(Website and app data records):
- - -

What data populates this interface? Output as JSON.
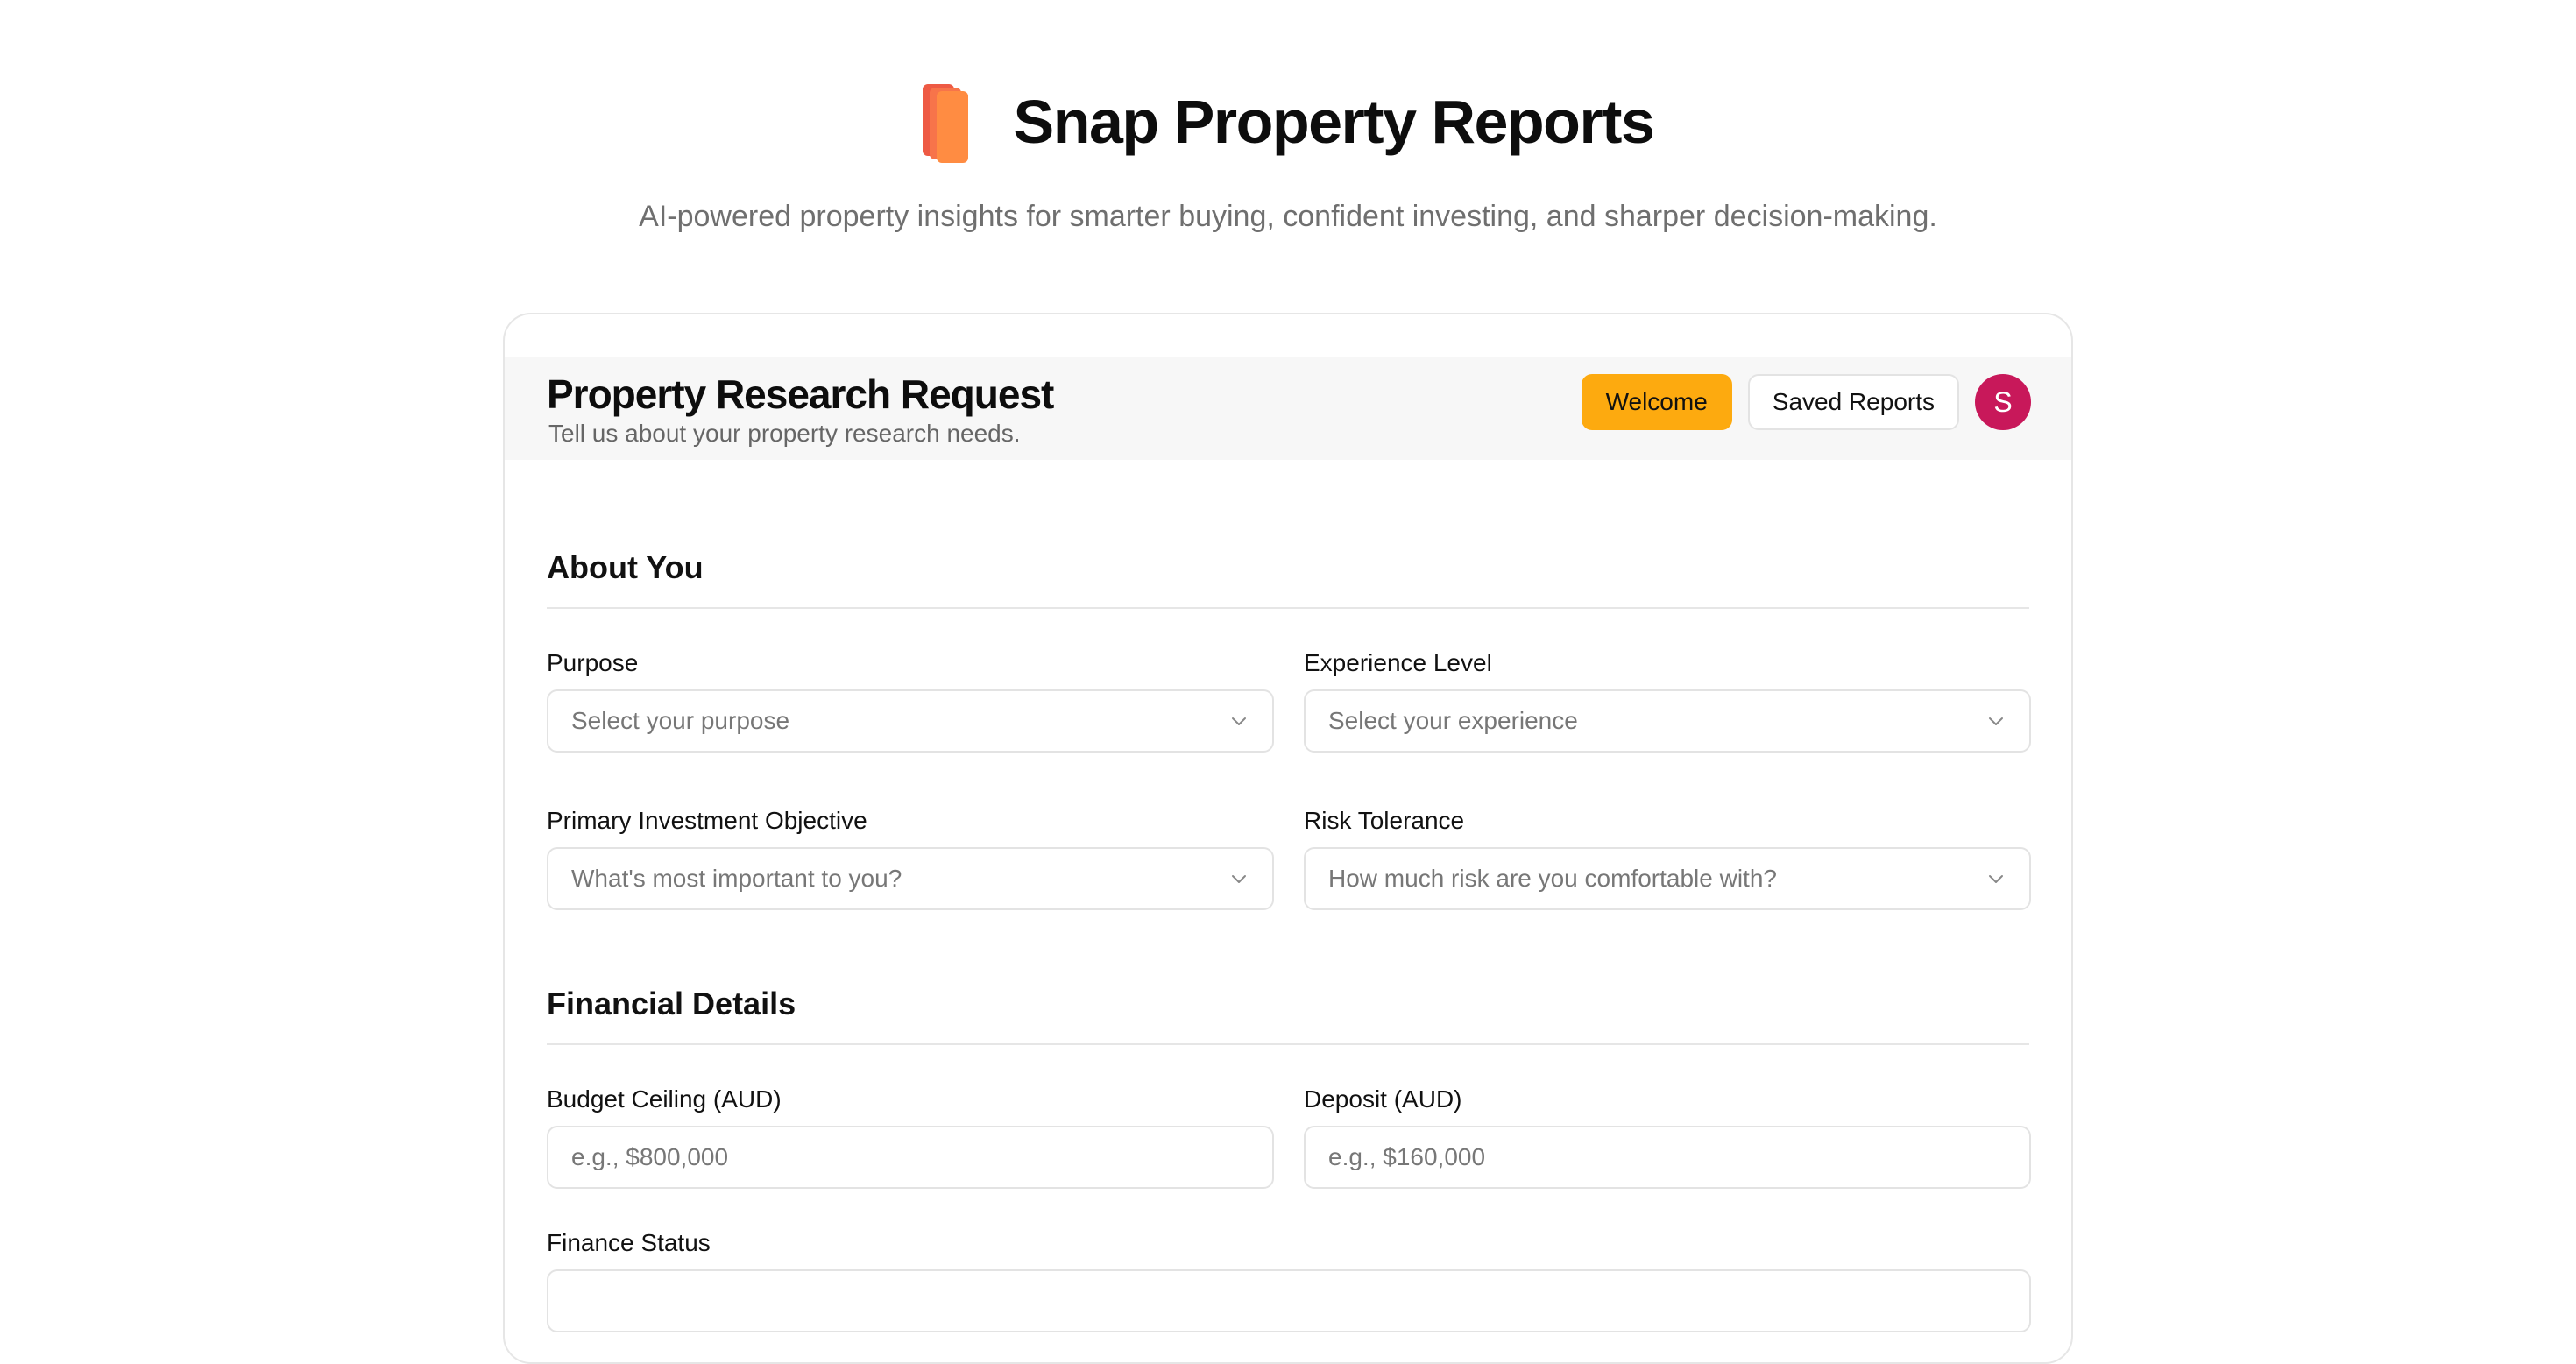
{
  "app": {
    "title": "Snap Property Reports",
    "tagline": "AI-powered property insights for smarter buying, confident investing, and sharper decision-making.",
    "logo_icon": "stacked-cards-icon"
  },
  "card": {
    "title": "Property Research Request",
    "subtitle": "Tell us about your property research needs.",
    "welcome_label": "Welcome",
    "saved_reports_label": "Saved Reports",
    "avatar_initial": "S"
  },
  "sections": {
    "about": {
      "title": "About You",
      "purpose": {
        "label": "Purpose",
        "placeholder": "Select your purpose"
      },
      "experience": {
        "label": "Experience Level",
        "placeholder": "Select your experience"
      },
      "objective": {
        "label": "Primary Investment Objective",
        "placeholder": "What's most important to you?"
      },
      "risk": {
        "label": "Risk Tolerance",
        "placeholder": "How much risk are you comfortable with?"
      }
    },
    "financial": {
      "title": "Financial Details",
      "budget": {
        "label": "Budget Ceiling (AUD)",
        "placeholder": "e.g., $800,000"
      },
      "deposit": {
        "label": "Deposit (AUD)",
        "placeholder": "e.g., $160,000"
      },
      "finance_status": {
        "label": "Finance Status"
      }
    }
  },
  "colors": {
    "accent": "#fdaa0f",
    "avatar": "#c8185a",
    "logo": [
      "#ee5a44",
      "#f7744a",
      "#ff8c42"
    ]
  }
}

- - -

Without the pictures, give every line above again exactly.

What data populates this interface? Output as JSON.
{
  "app": {
    "title": "Snap Property Reports",
    "tagline": "AI-powered property insights for smarter buying, confident investing, and sharper decision-making.",
    "logo_icon": "stacked-cards-icon"
  },
  "card": {
    "title": "Property Research Request",
    "subtitle": "Tell us about your property research needs.",
    "welcome_label": "Welcome",
    "saved_reports_label": "Saved Reports",
    "avatar_initial": "S"
  },
  "sections": {
    "about": {
      "title": "About You",
      "purpose": {
        "label": "Purpose",
        "placeholder": "Select your purpose"
      },
      "experience": {
        "label": "Experience Level",
        "placeholder": "Select your experience"
      },
      "objective": {
        "label": "Primary Investment Objective",
        "placeholder": "What's most important to you?"
      },
      "risk": {
        "label": "Risk Tolerance",
        "placeholder": "How much risk are you comfortable with?"
      }
    },
    "financial": {
      "title": "Financial Details",
      "budget": {
        "label": "Budget Ceiling (AUD)",
        "placeholder": "e.g., $800,000"
      },
      "deposit": {
        "label": "Deposit (AUD)",
        "placeholder": "e.g., $160,000"
      },
      "finance_status": {
        "label": "Finance Status"
      }
    }
  },
  "colors": {
    "accent": "#fdaa0f",
    "avatar": "#c8185a",
    "logo": [
      "#ee5a44",
      "#f7744a",
      "#ff8c42"
    ]
  }
}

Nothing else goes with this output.